But words and deeds differ. The Israel Broadcasting Authority just permitted Kol Barama, the haredi radio station, to reduce the number of hours of women on the air from six to four – weekly. Groups of ultra-Orthodox men are approaching female passengers on El-Al, requesting to switch seats. Israeli women still earn only 66% of men’s wages, and women with higher education degrees earn 77% of the wages earned by their male counterparts. And a special report commissioned by Cabinet Minister Limor Livnat and an inter-ministerial committee on the subject of exclusion of women is filled with high-sounding declarations, but very little in the way of policy change or budget.
In this atmosphere, the organizations supported by the New Israel Fund are more important than ever. Long responsible for various aspects of feminist social change, these organizations find that their strategies must now take the growth of religious extremism into account. Organizations focused on women’s education are responding to the increase in single-gender schools in the religious sector, or schools that attempt to exclude Mizrachi or Ethiopian students. The Israel Religious Action Center, the activist arm of the Reform movement in Israel, researched and published an exhaustive report on gender segregation.
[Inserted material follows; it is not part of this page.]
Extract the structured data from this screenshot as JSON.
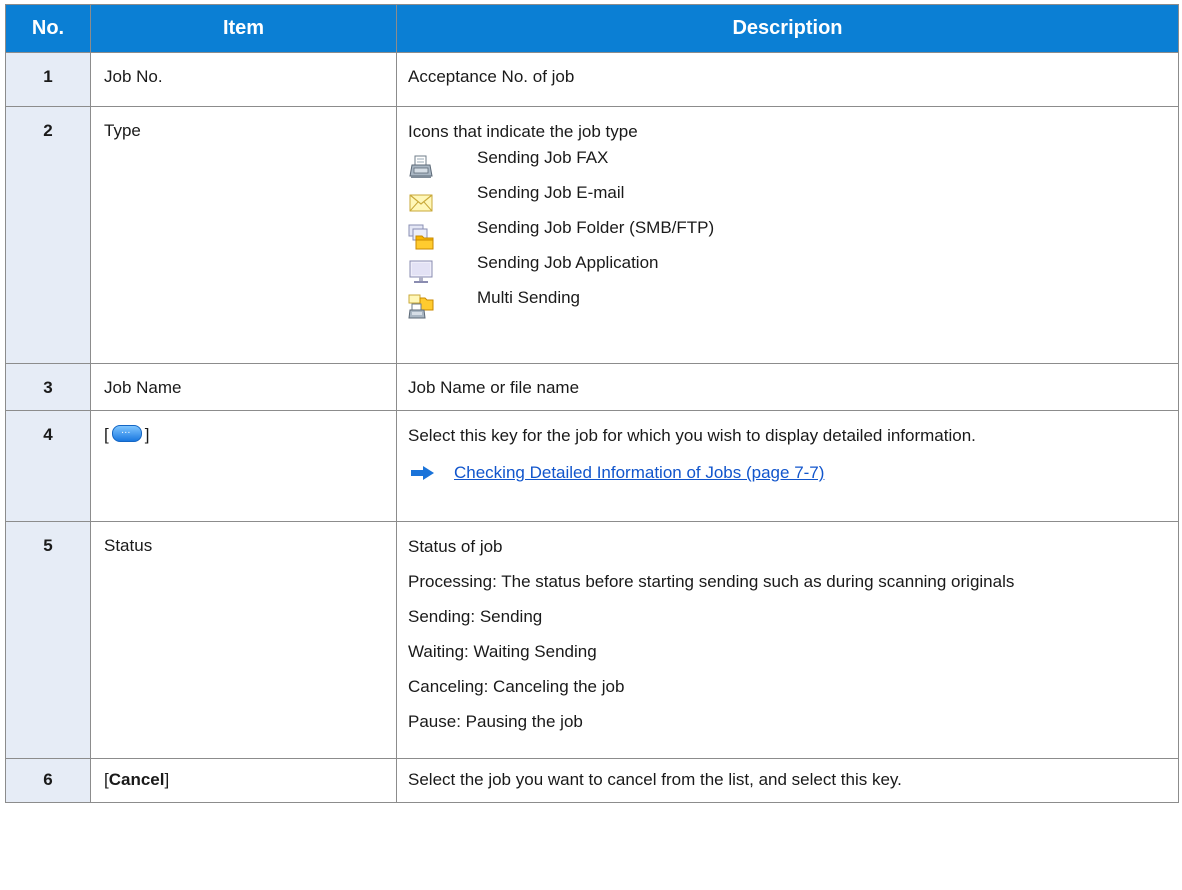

Kolech, the feminist Orthodox organization, staffed a hotline for Orthodox women to report involuntary segregation on buses and other public spaces, and led the successful attempt to persuade the Israeli Medical Association to boycott a conference on women’s fertility issues in which women were barred from speaking.
The new pluralism group Yisroel Hofshit (Be Free Israel) has established local activist groups in Tel Aviv, Jerusalem, Beer Sheva, Haifa and Ra’anana, and is working closely with NIF to restore the sight and sound of women to the public sphere in Israel. Yerushalmim (“Jerusalemites”), a vibrant coalition of secular and pluralistic Jerusalem residents, ran a public campaign to restore images of women and girls to the streets of the city, hanging pictures of women from balconies in the city. (One of these defaced campaign posters is the centerpiece of the New York Times ad.) This campaign was later expanded by New Israel Fund supporters overseas who sent their photos for a “Woman Should Be Seen and Heard” campaign, resulting in another 50 posters of women’s images appearing in Jerusalem.
With the current governing coalition heavily dependent on ultra-Orthodox support, it appears that official measures against gender segregation will be cut to fit political reality. Since many ultra-Orthodox commentators have claimed that the new push to exclude women is a fringe phenomenon, NIF and its civil society groups hope to find ways to work with the mainstream Orthodox community on gender issues in ways that are respectful of the community’s traditions. In the meantime, we continue to monitor, respond to and publicize the continuing and disturbing trend of gender segregation and exclusion in Israel.